Panel 6: The Evolution of Our Industry: What Does the Future Hold? Brought To You By PadSquad
Reesa Lake, Digital Brand Architects
How has blogging changed since you first started blogging or started working with bloggers?
Liz of Late Afternoon: When I started, there wasn’t monetization. Now you’re trying to work with brands that work with you and help expose them to your readers.
Andrea of L2: It used to be opportunistic in terms of the brand.
It’s kinda art and science. I think there will be more emphasis on numbers, but the art side won’t go away.
Jake of GQ: Menwear blogging is still in its infantile stage. Now we’re seeing lazy blogging, and what I find inexcusable. It’s becoming a mass regurgitation. Going forward, if you want to get involved in this world, you need to find your talent to back it up.
What we’re getting is the same style, and not a lot of content.
Mattias of Bloglovin: When we started Bloglovin 5 years ago, it was a community. Then money happened and it changed. It was more like a group of hippies.
Here is the US, top bloggers make 10 -15% from ads, and the rest from collaborations, which has made it more competitive.

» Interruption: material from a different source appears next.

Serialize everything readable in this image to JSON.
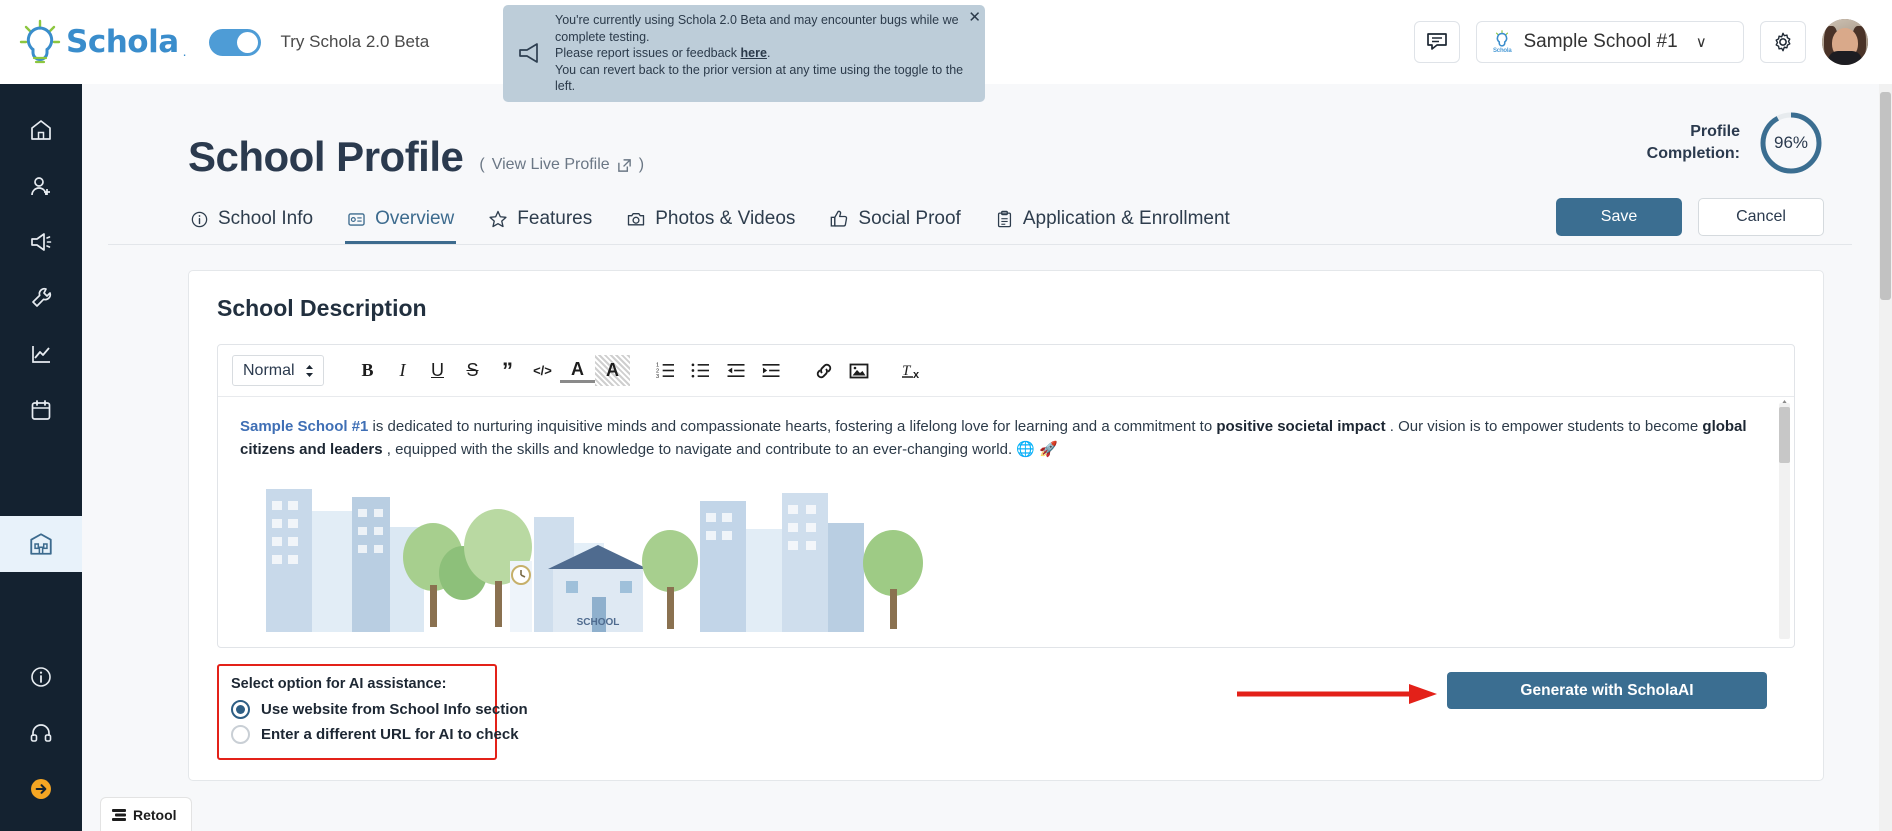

Bloggers have been documenting, now they’re becoming brands of their own.
Tips for bloggers to anticipate changes?
Reesa of DBA: Advertising is taking a shift away from ads and being able to pay attention to integrated content. As brands are looking to allocate to blogger, they’ll be looking at your on every single platform.
Andrea of L2: Create that conversation. Brands are starting to work with people that don’t even have blogs, but a big following on Instagram. Start creating great content for social media.
Suggestion: Vine Ap
How do you decide if an app is worth investing time in?
Liz of Late Afternoon: Do I enjoy doing it? I pick the things I find interesting.
How do you see brands using mobile well?
Andrea of L2: Brands are now seeing 25 -30% traffic on moble. Brands are now starting to think about what the user is doing on that platform.
Look at analytics on where your hits are coming from (mobile, web, tablet).
Think through what the numbers look like, and then make a strategy.
How do you see bloggers working with brands changing?
Mattias of Bloglovin: Fuck brands.
It’s cooler to become a brand then do collaborations. It’s also about being happy. That should be a goal.
Reesa of DBA: For clients, what’s their long-term goal? We look at what’s the long-term goal and what the steps are to get there.
Dan of PadSquad: Mobile was lumped together as smartphone and tablet. Now phone is local driven. Tablet is more relaxed.
Tablets should be a clearer content. Smartphone content should be local and action driven.
Your audience is coming from multiple areas.
Are you doing anything to optemize content for tablet vs phone vs web blog.
Liz of Late Afternoon: Diversify content. Find a way to use platforms in diff ways.
Find content that fits each platform best.
Jake of GQ: Site should be your home base. You need to know what you’re good at.
How do you decide what social platforms to use?
Jake of GQ: It’s up to you and you should hone in on that and don’t think you have to use every platform just because you’re a fashion blogger.
Reesa of DBA: Have an understanding of your brand. Having a great media kit that includes metrics, top posts. We look for people we see that have ability to grow.
If you’re really good at something or have a special talent, show that to people. If you have a special skill or talent, show that to your reader.
Dan of PadSquad: Don’t mimic, but steal what they’re good at (organization).
Reesa of DBA: There’s opportunities to build out on social platform.
Andrea of L2: You might know more than what you think you know. Vloggers are optimizing posts more than brands (linking, tagging, mention brands names).
Jake of GQ: Teach the basics. Blogging is incredible, but the backbone is still a craft.
Liz of Late Afternoon: You have to know who you are. You have to know your style. Find yourself. Find your voice. Be confident. Don’t drive yourself made comparing yourself.
Reesa of DBA: Where do you see yourself in 5- 10 years? Who do you want to be? Then take the steps to get there.
How do you recommend brands establish a successful blog?
Liz of Late Afternoon: Add value and put a face behind your blog. Infuse personality and show who’s behind the brand.
Jake of GQ: When you’re starting out, try out anything. See where you get a good response (social channels). Find a way to differentiate and hone in on that.